President Carter has chosen Massachusetts Institute of Technology geologist Frank Press as White House Science adviser, administration sources said yesterday.

Press come to the White House Wednesday and spoke with Carter for about 30 minutes, a meeting that was described by White House sources as "amiable and agreeable" on both sides. press was apparently offered the job of science adviser but did not immediately accept it.

"I can only tell you that I saw the President," Press said by telephone from his office at MIT in Cambridge, "and nothing is settled."

Born in Brooklyn in 1924, Press graduated from the City College of New York and took his advanced degrees in geology at Columbia. He taught geology at Columbia for four years, then moved to Pasadena in 1955 to become professor of geophysics at California Institute of Technology.

Press stayed at Caltech for 10 years, then came to MIT in 1965. He is head of the department of earth and planetary sciences there.

One of the world's leading seismologists, Press was one of a team of geophysicists who first said that Antiartica is a continent and not an island of ice floating on the earth's crust. An Antarctic mountain was named for Press for this discovery. He was also one of a team who first identified the free oscillations that follow an earthquake and cause the earth to "ring" like a bell, a discovery that led scientists to distinguish between earthquake and underground atomic weapons tests.
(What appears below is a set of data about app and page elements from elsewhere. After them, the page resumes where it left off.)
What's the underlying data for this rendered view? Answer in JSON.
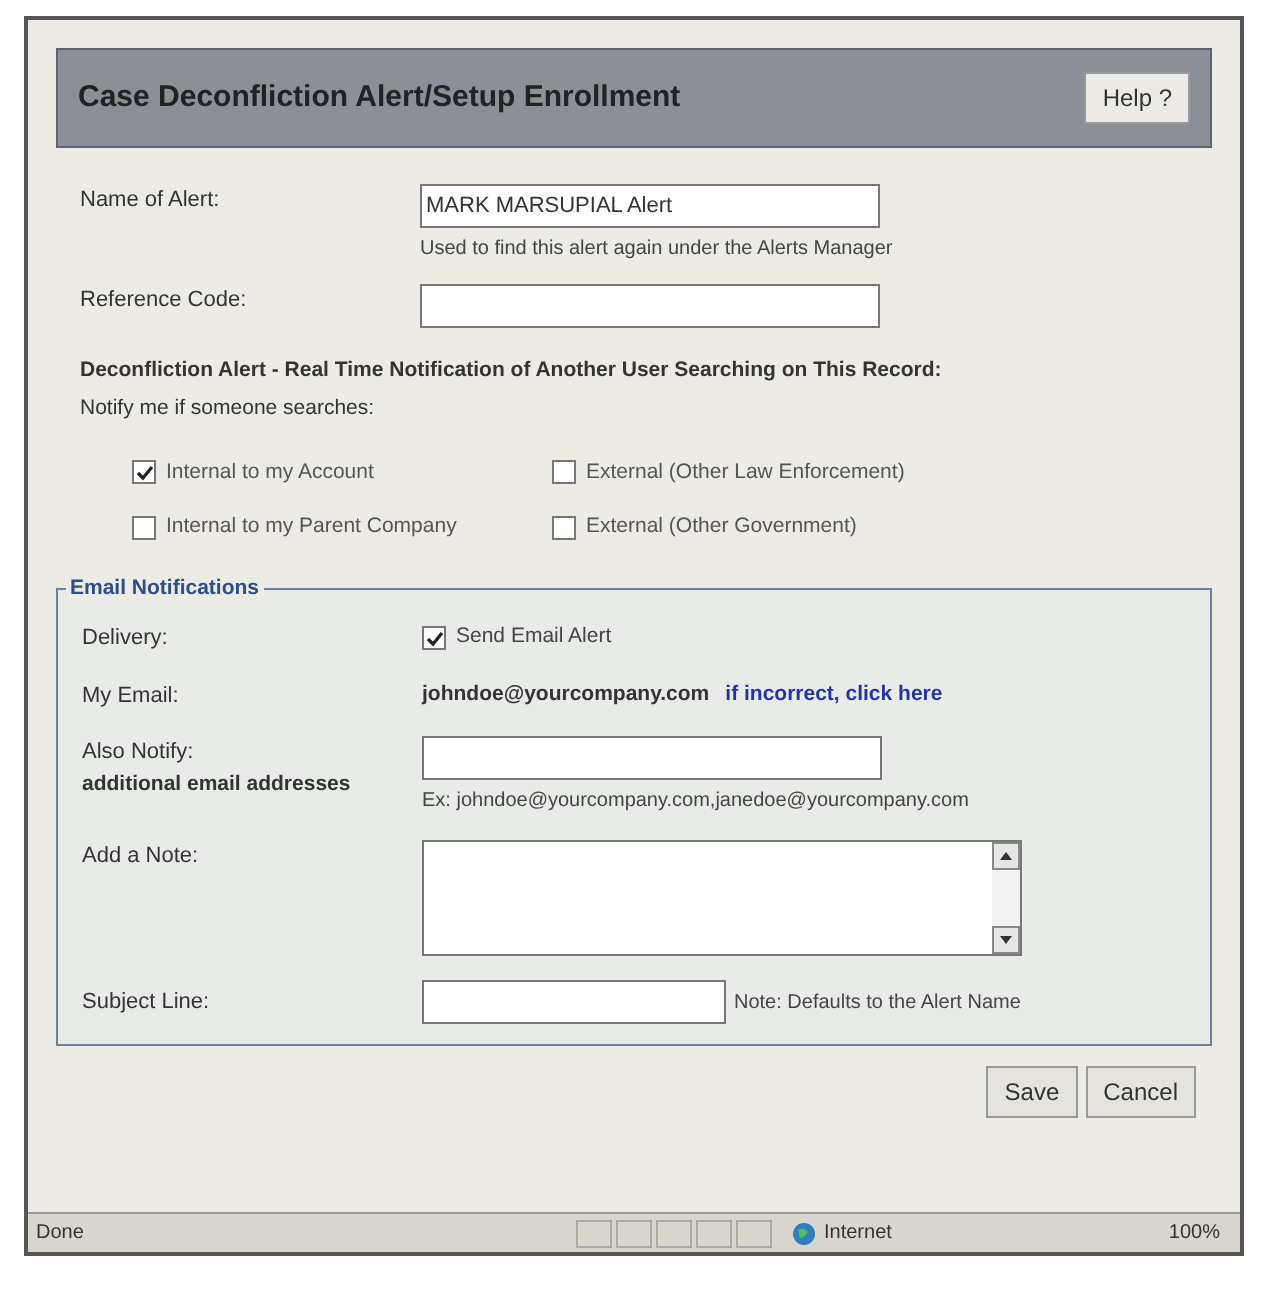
{
  "header": {
    "title": "Case Deconfliction Alert/Setup Enrollment",
    "help_button": "Help ?"
  },
  "name_of_alert": {
    "label": "Name of Alert:",
    "value": "MARK MARSUPIAL Alert",
    "hint": "Used to find this alert again under the Alerts Manager"
  },
  "reference_code": {
    "label": "Reference Code:"
  },
  "deconfliction": {
    "heading": "Deconfliction Alert - Real Time Notification of Another User Searching on This Record:",
    "subheading": "Notify me if someone searches:",
    "options": [
      {
        "label": "Internal to my Account",
        "checked": true
      },
      {
        "label": "External (Other Law Enforcement)",
        "checked": false
      },
      {
        "label": "Internal to my Parent Company",
        "checked": false
      },
      {
        "label": "External (Other Government)",
        "checked": false
      }
    ]
  },
  "email_notifications": {
    "legend": "Email Notifications",
    "delivery_label": "Delivery:",
    "send_email": {
      "label": "Send Email Alert",
      "checked": true
    },
    "my_email_label": "My Email:",
    "my_email": "johndoe@yourcompany.com",
    "incorrect_link": "if incorrect, click here",
    "also_notify_label": "Also Notify:",
    "also_notify_sublabel": "additional email addresses",
    "also_notify_example": "Ex: johndoe@yourcompany.com,janedoe@yourcompany.com",
    "note_label": "Add a Note:",
    "subject_label": "Subject Line:",
    "subject_hint": "Note: Defaults to the Alert Name"
  },
  "buttons": [
    "Save",
    "Cancel"
  ],
  "status_bar": {
    "status": "Done",
    "zone": "Internet",
    "zoom": "100%"
  }
}
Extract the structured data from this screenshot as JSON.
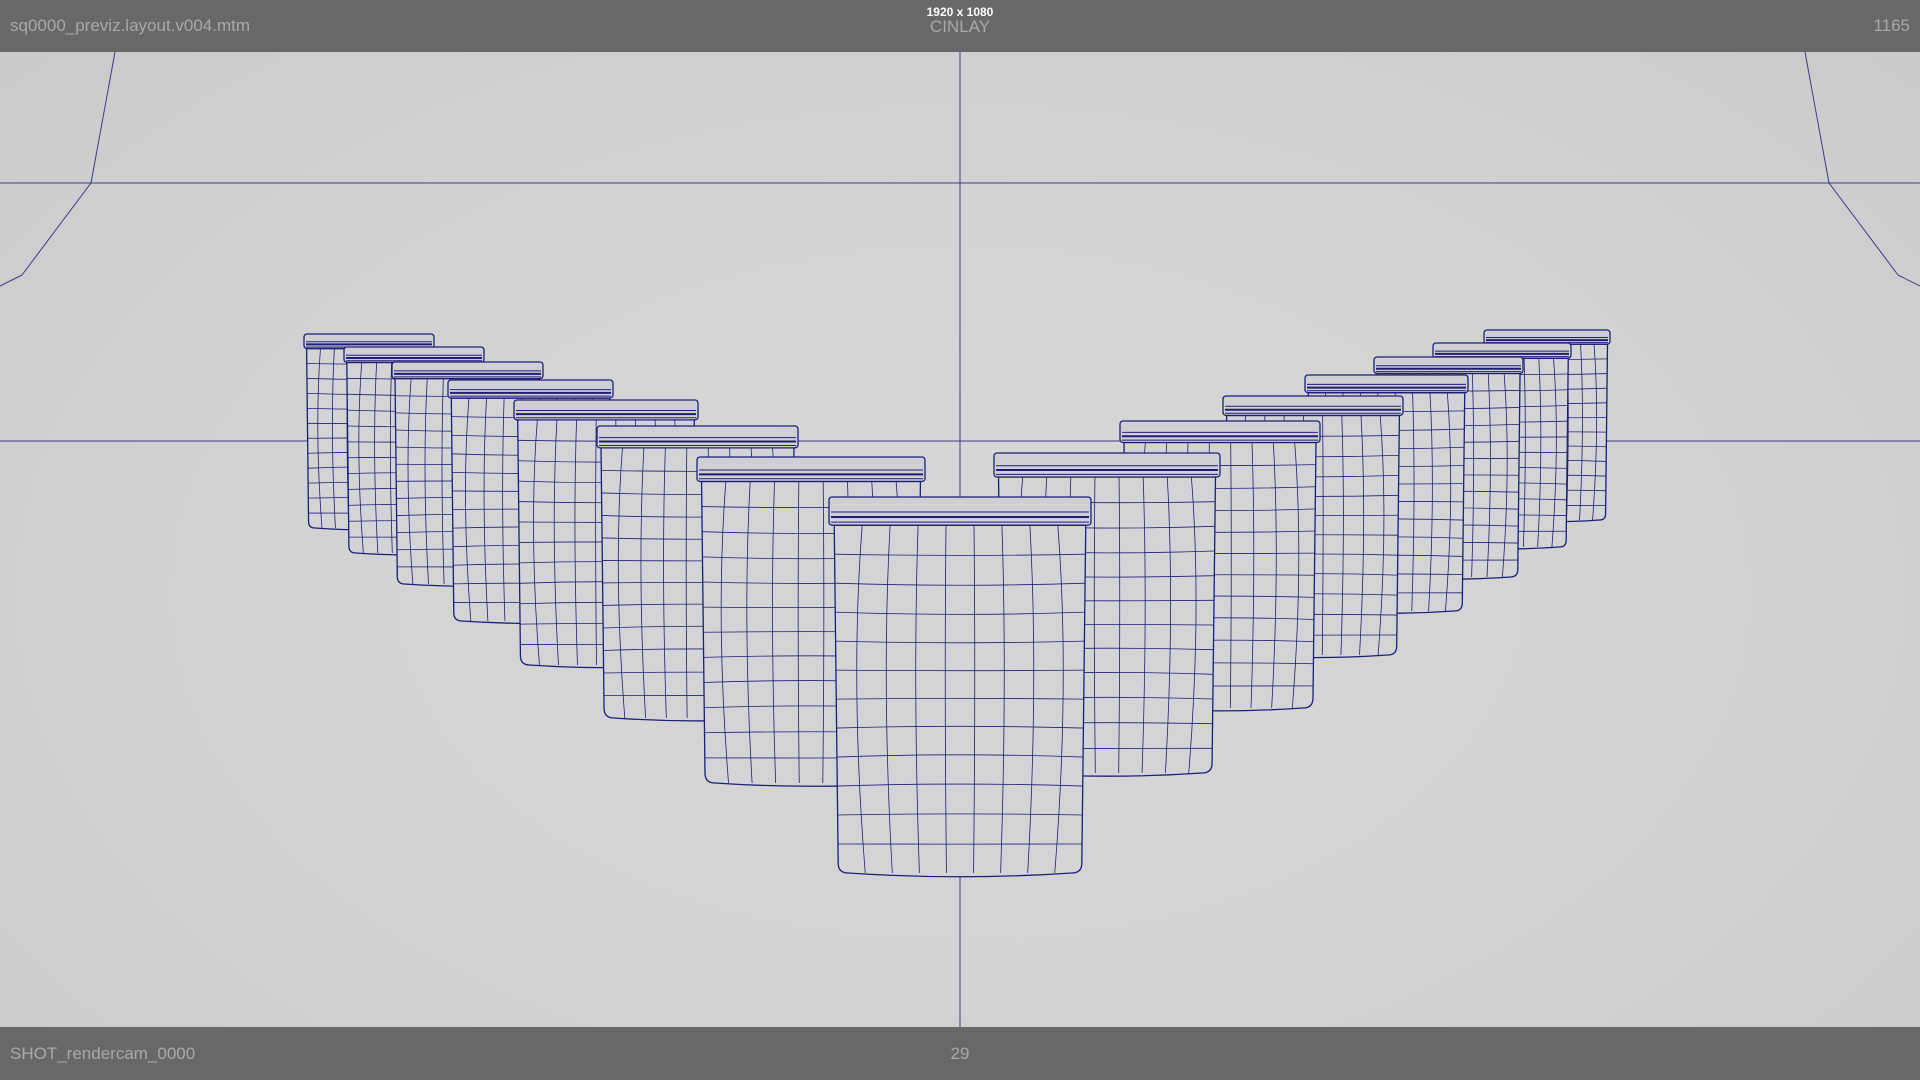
{
  "viewport": {
    "file_name": "sq0000_previz.layout.v004.mtm",
    "resolution": "1920 x 1080",
    "hud_label": "CINLAY",
    "frame_count": "1165",
    "camera_name": "SHOT_rendercam_0000",
    "current_frame": "29"
  },
  "colors": {
    "wireframe": "#1e1e78",
    "guide_lines": "#3a3a8a",
    "hud_bar": "#686868",
    "hud_text": "#a9a9a9",
    "background": "#d3d3d3"
  },
  "scene": {
    "object_type": "wireframe pouch",
    "object_count": 15
  }
}
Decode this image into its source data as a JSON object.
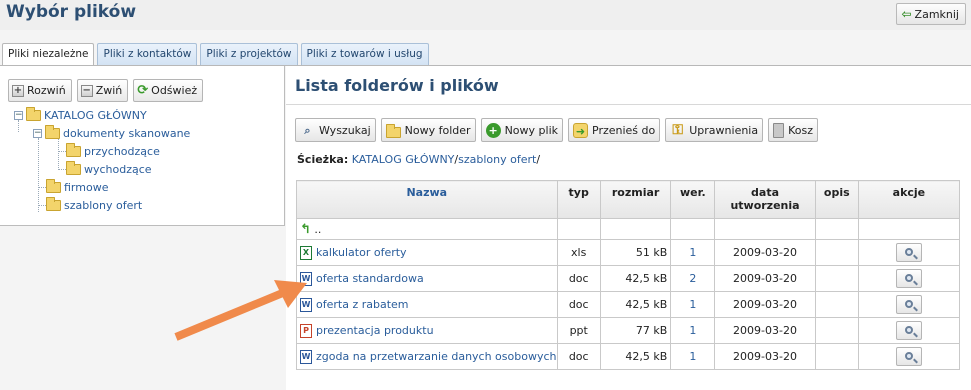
{
  "window": {
    "title": "Wybór plików",
    "close_label": "Zamknij"
  },
  "tabs": [
    {
      "label": "Pliki niezależne",
      "active": true
    },
    {
      "label": "Pliki z kontaktów",
      "active": false
    },
    {
      "label": "Pliki z projektów",
      "active": false
    },
    {
      "label": "Pliki z towarów i usług",
      "active": false
    }
  ],
  "tree_toolbar": {
    "expand_label": "Rozwiń",
    "collapse_label": "Zwiń",
    "refresh_label": "Odśwież"
  },
  "tree": {
    "root": "KATALOG GŁÓWNY",
    "scanned": "dokumenty skanowane",
    "incoming": "przychodzące",
    "outgoing": "wychodzące",
    "company": "firmowe",
    "templates": "szablony ofert"
  },
  "main": {
    "heading": "Lista folderów i plików",
    "toolbar": {
      "search": "Wyszukaj",
      "new_folder": "Nowy folder",
      "new_file": "Nowy plik",
      "move_to": "Przenieś do",
      "permissions": "Uprawnienia",
      "trash": "Kosz"
    },
    "path": {
      "label": "Ścieżka:",
      "segment1": "KATALOG GŁÓWNY",
      "separator": "/",
      "segment2": "szablony ofert",
      "trailing": "/"
    }
  },
  "table": {
    "headers": {
      "name": "Nazwa",
      "type": "typ",
      "size": "rozmiar",
      "version": "wer.",
      "created": "data utworzenia",
      "description": "opis",
      "actions": "akcje"
    },
    "up_label": "..",
    "rows": [
      {
        "name": "kalkulator oferty",
        "type": "xls",
        "size": "51 kB",
        "version": "1",
        "date": "2009-03-20",
        "icon": "excel-icon"
      },
      {
        "name": "oferta standardowa",
        "type": "doc",
        "size": "42,5 kB",
        "version": "2",
        "date": "2009-03-20",
        "icon": "word-icon"
      },
      {
        "name": "oferta z rabatem",
        "type": "doc",
        "size": "42,5 kB",
        "version": "1",
        "date": "2009-03-20",
        "icon": "word-icon"
      },
      {
        "name": "prezentacja produktu",
        "type": "ppt",
        "size": "77 kB",
        "version": "1",
        "date": "2009-03-20",
        "icon": "powerpoint-icon"
      },
      {
        "name": "zgoda na przetwarzanie danych osobowych",
        "type": "doc",
        "size": "42,5 kB",
        "version": "1",
        "date": "2009-03-20",
        "icon": "word-icon"
      }
    ]
  },
  "colors": {
    "title": "#2d4f73",
    "link": "#2a5d9b",
    "arrow": "#f08a4b"
  }
}
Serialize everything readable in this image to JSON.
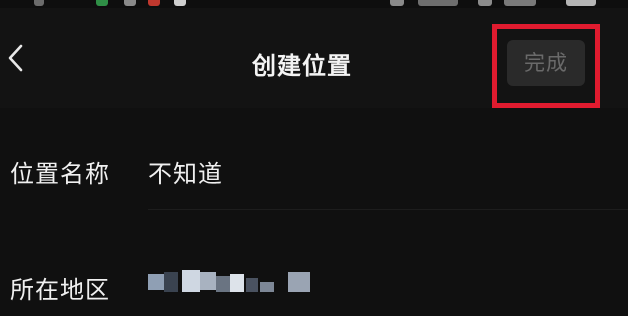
{
  "header": {
    "title": "创建位置",
    "done_label": "完成"
  },
  "form": {
    "name_label": "位置名称",
    "name_value": "不知道",
    "region_label": "所在地区"
  },
  "colors": {
    "background": "#0e0e0e",
    "highlight_box": "#e01b2f",
    "done_text_disabled": "#6a6a6a"
  }
}
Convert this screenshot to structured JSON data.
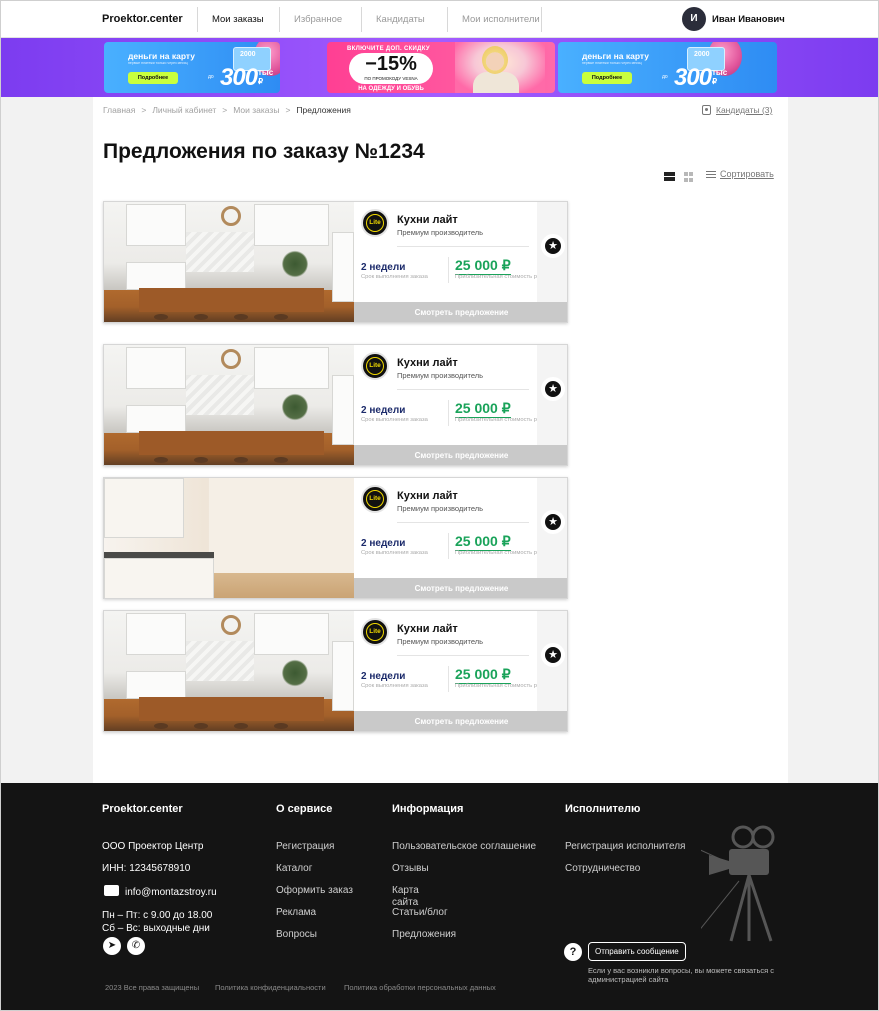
{
  "header": {
    "logo": "Proektor.center",
    "nav": [
      "Мои заказы",
      "Избранное",
      "Кандидаты",
      "Мои исполнители"
    ],
    "user_initial": "И",
    "user_name": "Иван Иванович"
  },
  "promo": {
    "card_ad": {
      "title": "деньги на карту",
      "subtitle": "первые платежи только через месяц",
      "button": "Подробнее",
      "card_value": "2000",
      "prefix": "до",
      "amount": "300",
      "amount_unit_1": "тыс",
      "amount_unit_2": "₽"
    },
    "discount_ad": {
      "top": "ВКЛЮЧИТЕ ДОП. СКИДКУ",
      "percent": "−15%",
      "code": "ПО ПРОМОКОДУ VESNA",
      "bottom": "НА ОДЕЖДУ И ОБУВЬ"
    }
  },
  "breadcrumb": {
    "items": [
      "Главная",
      "Личный кабинет",
      "Мои заказы"
    ],
    "current": "Предложения",
    "sep": ">"
  },
  "candidates_link": "Кандидаты (3)",
  "page_title": "Предложения по заказу №1234",
  "sort_label": "Сортировать",
  "offers": [
    {
      "company": "Кухни лайт",
      "type": "Премиум производитель",
      "logo_text": "Lite",
      "term": "2 недели",
      "term_label": "Срок выполнения заказа",
      "price": "25 000 ₽",
      "price_label": "Приблизительная стоимость работ",
      "button": "Смотреть предложение"
    },
    {
      "company": "Кухни лайт",
      "type": "Премиум производитель",
      "logo_text": "Lite",
      "term": "2 недели",
      "term_label": "Срок выполнения заказа",
      "price": "25 000 ₽",
      "price_label": "Приблизительная стоимость работ",
      "button": "Смотреть предложение"
    },
    {
      "company": "Кухни лайт",
      "type": "Премиум производитель",
      "logo_text": "Lite",
      "term": "2 недели",
      "term_label": "Срок выполнения заказа",
      "price": "25 000 ₽",
      "price_label": "Приблизительная стоимость работ",
      "button": "Смотреть предложение"
    },
    {
      "company": "Кухни лайт",
      "type": "Премиум производитель",
      "logo_text": "Lite",
      "term": "2 недели",
      "term_label": "Срок выполнения заказа",
      "price": "25 000 ₽",
      "price_label": "Приблизительная стоимость работ",
      "button": "Смотреть предложение"
    }
  ],
  "footer": {
    "logo": "Proektor.center",
    "company": "ООО Проектор Центр",
    "inn": "ИНН: 12345678910",
    "email": "info@montazstroy.ru",
    "hours_1": "Пн – Пт: с 9.00 до 18.00",
    "hours_2": "Сб – Вс: выходные дни",
    "col_about": {
      "title": "О сервисе",
      "links": [
        "Регистрация",
        "Каталог",
        "Оформить заказ",
        "Реклама",
        "Вопросы"
      ]
    },
    "col_info": {
      "title": "Информация",
      "links": [
        "Пользовательское соглашение",
        "Отзывы",
        "Карта сайта",
        "Статьи/блог",
        "Предложения"
      ]
    },
    "col_exec": {
      "title": "Исполнителю",
      "links": [
        "Регистрация исполнителя",
        "Сотрудничество"
      ]
    },
    "help_icon": "?",
    "message_button": "Отправить сообщение",
    "help_note": "Если у вас возникли вопросы, вы можете связаться с администрацией сайта",
    "copyright": "2023 Все права защищены",
    "privacy": "Политика конфиденциальности",
    "personal_data": "Политика обработки персональных данных"
  },
  "icons": {
    "star": "★",
    "telegram": "➤",
    "whatsapp": "✆"
  },
  "colors": {
    "accent_green": "#1aa35a",
    "dark_blue": "#1c2b6b",
    "promo_purple": "#7c3cf0",
    "footer_bg": "#141414"
  }
}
The author of four books and more than 140 scientific articles, Press helped design and build the seimometer left on the moon by six crews of Apollo astronauts. He is an adviser to the space agency on the kinds of instruments the United States flies to the planets.

Press also serves on the National Science Board and is a consultant to seven federal agencies, including the State and Defense Departments. He has helped work out seismic methods of policing nuclear text ban treaties and is a consultant to the Arms Control and Disarmament Agency.